**********

It is a given that new down payment or amortization
restrictions will negatively impact affordability. The government realizes
this.

However, new rules will not necessarily halt the
freight train that is housing. The last three years have made that clear. It
would likely take another recession or higher rates in the face of minimal
employment/income gains to derail the train altogether.


Sidebar: It bears
reminding that if the government did impose new mortgage rules, they would
likely only apply to high-ratio insured mortgages.


Home prices to go up in 2012:

TORONTO – Canadian home prices will continue to go up in 2012, although at a slower pace than they did last year, according to one of the country’s largest real-estate sales organizations.

Royal LePage, which franchises brokerages across the country, predicted Thursday that the national average price for resale homes will increase this year by 2.8 per cent by the end of 2012.

It said the national average price for a standard two-storey home was $375,427 in the fourth quarter of 2011, up 4.2 per cent from 2010.

“Widespread calls for a major real estate correction in 2012 simply can’t be justified. The industry has significant momentum entering the year, and buoyed by the stimulative effect of very low interest rates, we expect the market to continue to expand — albeit at a slower pace,” said Phil Soper, the president and CEO of Royal LePage Real Estate Services.

National averages don’t tell the whole story, however, since there are wide variations depending on the type of home and location.

In Vancouver, a standard two-storey home had an average price of $1.1 million in the fourth quarter of 2012, up 10.9 per cent from a year ago. By contrast, two-storey homes in Atlantic Canada had an average price of $200,000 or less in several cities where increases were fairly flat compared with a year ago.

In Toronto, which is usually the country’s second-most expensive real-estate market after Vancouver, Royal LePage found strong price gains for most housing types in the fourth quarter — due to a lack of available properties and steady demand.

The Royal LePage forecast came as the Statistics Canada reported the price of new homes rose again in November, led by gains in Toronto and Montreal.

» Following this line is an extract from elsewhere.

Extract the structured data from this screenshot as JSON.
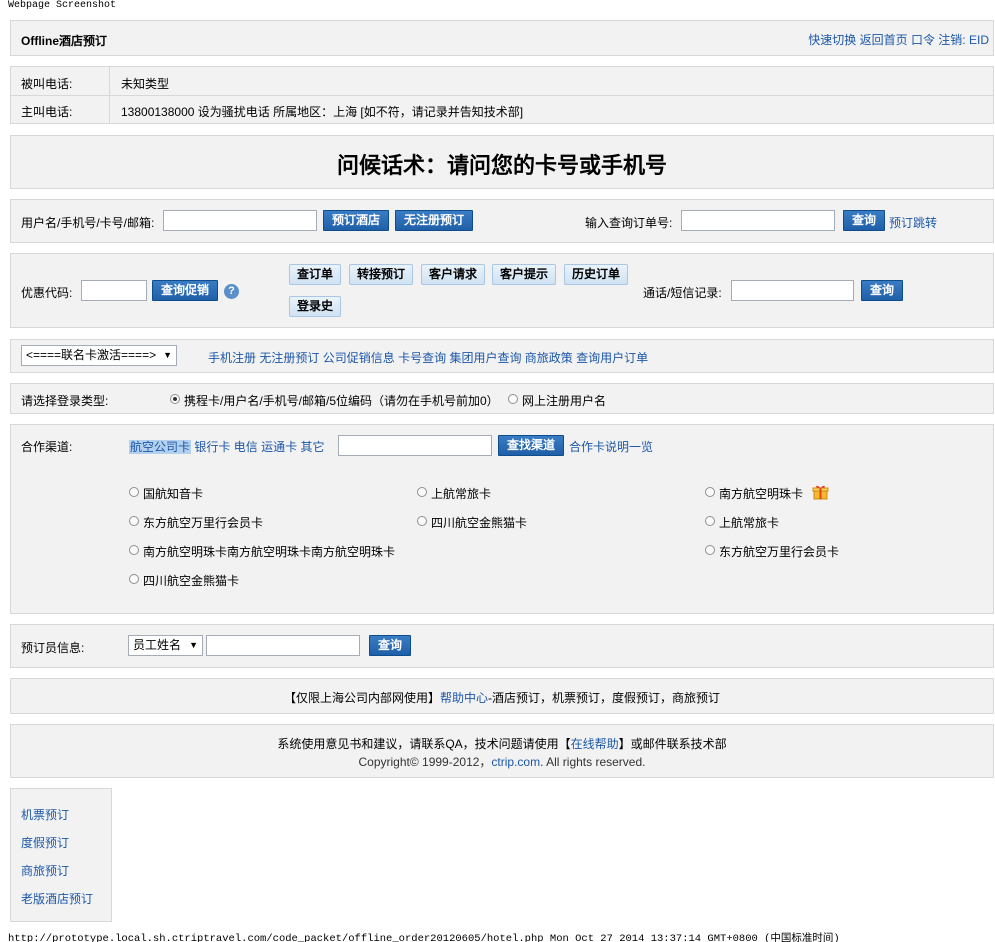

The government agency’s new housing price index rose 0.3 per cent in November, after a 0.2 per cent increase in October. On an annual basis, the index was 2.5 per cent higher in November compared with November 2010.

The largest year-over-year price increases in reported by Statistics Canada were in Toronto and Oshawa, Ont., where they were up 6.2 per cent.

In 2012, Royal LePage expects that real estate values in Toronto will increase 2.6 per cent compared to 2011 — slightly slower than the national growth rate.

In the fourth quarter, the average price for detached bungalows rose 7.2 per cent from a year earlier to $532,137; prices for standard two-storey homes rose 4.2 per cent to $629,188 and standard condos rose 3.4 per cent to $347,659.

Some economists have said housing prices in certain Canadian markets, including the Toronto area, may be too high to be sustainable and are due for a correction. However, LePage said housing prices have been high in Toronto because demand has outstripped supply.

“Inventory has been a challenge for Toronto’s potential buyers throughout 2011 and this restricted supply has put upward pressure on prices,” said Gino Romanese, senior vice-president for Royal LePage Real Estate Services Ltd.

“Standard condominiums in the resale market saw a more modest increase due to a healthier supply that was created by newer units coming online. However, demand for older units has increased as they are generally larger in size and preferable to (people down-sizing from houses) who are used to more space.”

In Victoria and Saint John, N.B., house prices were flat or slightly down in the fourth quarter, compared with the same period of 2010.

In Saint John, detached bungalows fell 2.2 per cent year-over-year to $179,946, while standard two-storey properties slipped 0.3 per cent to $298,076. Condos were the exception, with average prices climbing 16.1 per cent year-over-year to $159,370, although LePage said those increases weren’t typical.

In Victoria, standard two-storey homes were unchanged, with prices remaining at $480,000 while detached bungalows slipped 0.8 per cent to $486,000 and condos dropping 1.1 per cent to $282,000.